The Brain is Malleable: Tough argues that the brain is malleable which means teens have the capacity to rethink or remake their lives in a way that young children don’t. Tough argues that to be a good teacher, you have to fundamentally believe that both intelligence and character are malleable and that children can change the way they think and act. There can be enormous growth when a child believes this too and Tough’s book is riddled with success stories that are both compelling and heart-warming.
7 Key Character Traits for Success: Smarts are not enough. If it was, Tough argues that we wouldn’t be seeing an epidemic of our smartest kids failing to thrive when faced with challenge. Instead, he argues that the key to success are the following 7 character traits which can very much be taught to children and build a foundation for resiliency:
The Importance of Failure: As important as teaching the character traits is teaching students that failure is a crucial part of the learning process. While it is in our biological makeup to want to protect our children, what they need is some struggle, some challenge, and the opportunity to overcome even if just to prove to themselves that they can do it. In order to succeed, sometimes you first have to learn how to fail.
The Importance of Mental Contrasting: Middle school is the key age to transform pessimism into optimism but it is not enough to just teach students how to be optimistic. In contrast, students need to actively learn how to concentrate on a positive outcome while focusing on the obstacles they will need to overcome. By doing so, this creates a strong link between the future and an action plan needed to overcome the challenges most likely faced along the way.
Student Management: As educators, Tough argues that it is crucial that we look at how we approach discipline. In a school run on a compliance based system, a student’s own ability to make decisions is often suppressed. Effectively working with students requires more conversations, bigger questions, and an emphasis on really hearing and respecting student voice. Students will make mistakes and they will fail, but they need to look their choices in the eye, see where they messed up, and believe they can do better next time.
As educators, our greatest hope for all our students is that each will develop the resiliency, the grit, and the determination to overcome adversity and to find their purpose and passion in life. The reality is we know that some have a long and hard road ahead of them. With that said, I have the opportunity to see resiliency thrive on a daily basis. So many of our students, no matter where you teach, have been dealt a tough hand, yet something in them drives them forward and pushes them in a positive direction. Perhaps it is something innate inside them or perhaps, as Tough says, it is the people in their lives who have helped them up the ladder.

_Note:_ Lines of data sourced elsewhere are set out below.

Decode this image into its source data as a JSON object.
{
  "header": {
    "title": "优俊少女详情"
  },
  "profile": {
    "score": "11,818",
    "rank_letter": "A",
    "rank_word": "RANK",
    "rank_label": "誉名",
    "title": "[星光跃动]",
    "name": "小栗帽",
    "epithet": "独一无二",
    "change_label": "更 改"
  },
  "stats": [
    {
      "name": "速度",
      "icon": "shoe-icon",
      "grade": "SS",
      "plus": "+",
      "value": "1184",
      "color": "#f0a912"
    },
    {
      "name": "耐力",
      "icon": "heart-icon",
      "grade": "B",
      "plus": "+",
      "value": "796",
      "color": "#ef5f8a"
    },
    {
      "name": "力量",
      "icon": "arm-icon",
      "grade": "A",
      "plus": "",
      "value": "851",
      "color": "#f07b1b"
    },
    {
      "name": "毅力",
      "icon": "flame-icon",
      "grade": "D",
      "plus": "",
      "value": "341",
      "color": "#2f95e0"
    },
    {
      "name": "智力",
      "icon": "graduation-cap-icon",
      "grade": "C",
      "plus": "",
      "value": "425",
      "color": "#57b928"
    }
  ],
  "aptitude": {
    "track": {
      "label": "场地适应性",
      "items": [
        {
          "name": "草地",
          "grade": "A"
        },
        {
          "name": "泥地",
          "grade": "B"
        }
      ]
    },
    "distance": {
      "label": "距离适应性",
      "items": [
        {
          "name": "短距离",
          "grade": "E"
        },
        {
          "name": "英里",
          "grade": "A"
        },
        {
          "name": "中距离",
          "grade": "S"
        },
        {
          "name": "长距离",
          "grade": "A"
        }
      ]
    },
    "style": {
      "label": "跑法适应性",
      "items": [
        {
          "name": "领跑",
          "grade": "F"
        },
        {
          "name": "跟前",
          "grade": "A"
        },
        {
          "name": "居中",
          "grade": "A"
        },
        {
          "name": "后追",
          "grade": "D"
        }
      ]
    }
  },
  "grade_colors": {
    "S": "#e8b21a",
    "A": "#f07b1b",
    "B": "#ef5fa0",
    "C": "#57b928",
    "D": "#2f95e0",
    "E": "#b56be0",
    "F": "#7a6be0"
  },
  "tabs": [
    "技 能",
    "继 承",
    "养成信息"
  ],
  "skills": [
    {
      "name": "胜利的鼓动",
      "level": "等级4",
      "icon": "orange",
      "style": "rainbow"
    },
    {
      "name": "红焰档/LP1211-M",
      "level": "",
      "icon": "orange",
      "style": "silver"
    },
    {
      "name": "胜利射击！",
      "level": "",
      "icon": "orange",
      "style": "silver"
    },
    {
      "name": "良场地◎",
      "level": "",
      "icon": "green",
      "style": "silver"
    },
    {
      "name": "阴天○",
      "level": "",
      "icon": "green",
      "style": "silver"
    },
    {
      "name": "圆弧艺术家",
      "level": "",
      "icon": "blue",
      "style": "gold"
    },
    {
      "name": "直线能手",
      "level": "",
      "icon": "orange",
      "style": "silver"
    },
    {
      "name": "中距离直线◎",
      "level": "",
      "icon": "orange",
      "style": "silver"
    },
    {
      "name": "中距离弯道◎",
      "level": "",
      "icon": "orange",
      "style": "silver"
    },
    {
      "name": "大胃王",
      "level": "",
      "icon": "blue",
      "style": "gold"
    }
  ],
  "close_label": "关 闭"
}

What I do know is that in a month new students will walk through the door and familiar faces will come back having been shaped by the summer. What I know is that we will be met with a mix of students and that, as educators, we will need to meet them all where they are at. My hope is that we can begin to look at better ways to build character and to pave a way towards a greater understanding of adversity and resiliency in the hope that more students, as Tough states, will be able to tell themselves, “I can rise above this little situation. I am okay. Tomorrow is a new day.”